The case study is located West of Sipe Sipe town. The Jatún Mayu sub watershed is situated between 2750 m.a.s.l. in the East and 4500 m.a.s.l. in the North West. The slopes are very steep and the landscape is rugged in the northern part of the River Jatun.

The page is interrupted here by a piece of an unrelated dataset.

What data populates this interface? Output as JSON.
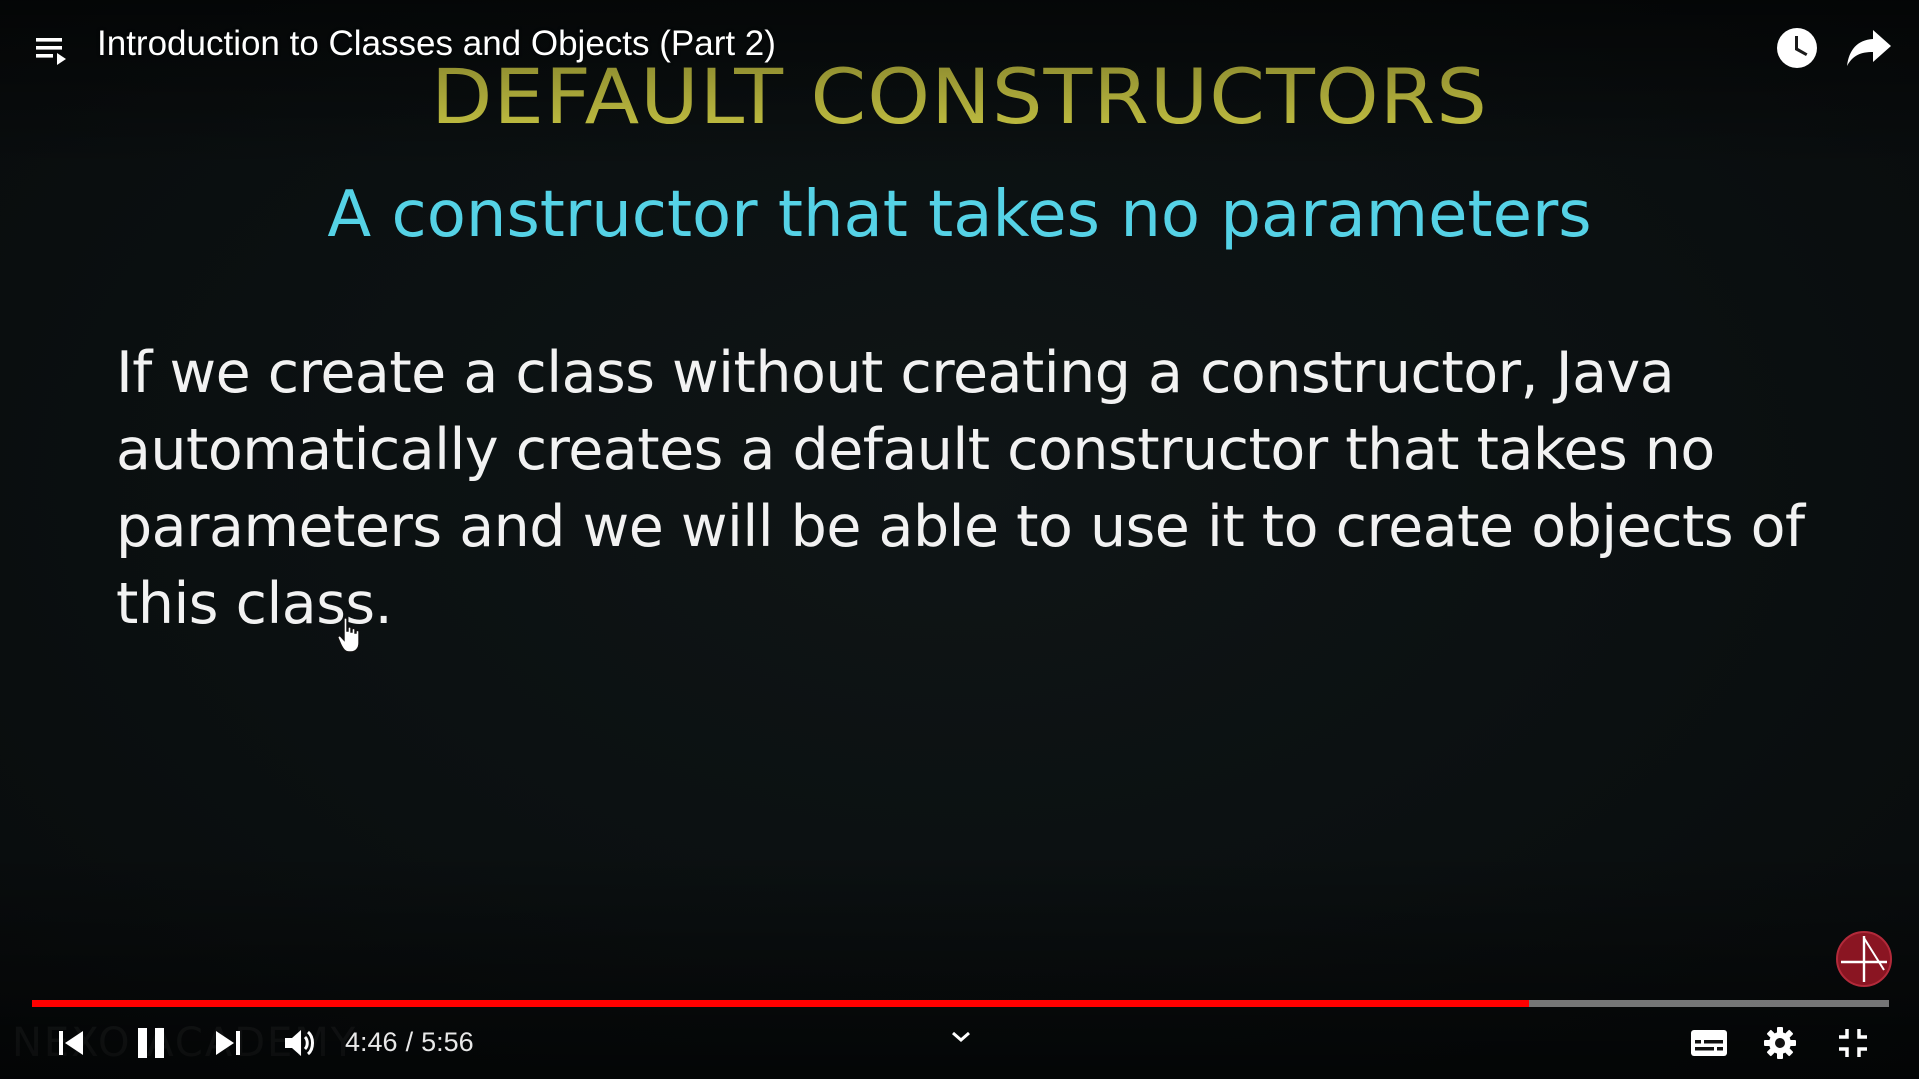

There are few forests which consist mainly of eucalyptus trees (not native) with only one forest of native trees (Kewiñas) in the higher part of the sub watershed. Fields can be found up to 4000 m.a.s.l.. The main staple crop is potatoes but oca, maize, wheat and other cereal crops are also cultivated. In the lower part, vegetables are also cultivated (onions and peas). This area suffers from very important erosion due to strong rains although the major problem is of direct climatic origin. The period of frost and hail are changing and therefore impacting the crop cycle, which leads to loss of production. The area is also affected by a high migration rate. The agriculture is mainly for subsistence and therefore does not provide much cash. Moreover the level of education available in the area is limited to the primary level. Therefore young people are forced to move down to the municipality of Sipe Sipe or city of Cochabamba for access to education. The better quality of life (electricity, water supply, etc.) in the urban areas makes them less willing to return to the villages. Furthermore the need for employment is another driver for people to move to the Chaparé area (tropic) for coca production or to Santa Cruz for its economic opportunities or even abroad (mainly Argentina). Usually the whole family moves down to urban areas and only the elderly people are left behind. Often the families living in the valley keep their land and come back during the week to work on it, as a distance commute.
The hierarchal structure of the communities is very strong and the land owners have to be present to the meetings of the farmer cooperative because of the importance of the land tenure. People do not abandon their land and in spite of being absent, still find a way of using it. However due to the multi-residential status of migrant inhabitants, the land is no longer cared for the same way as before. The question of land management is therefore very important.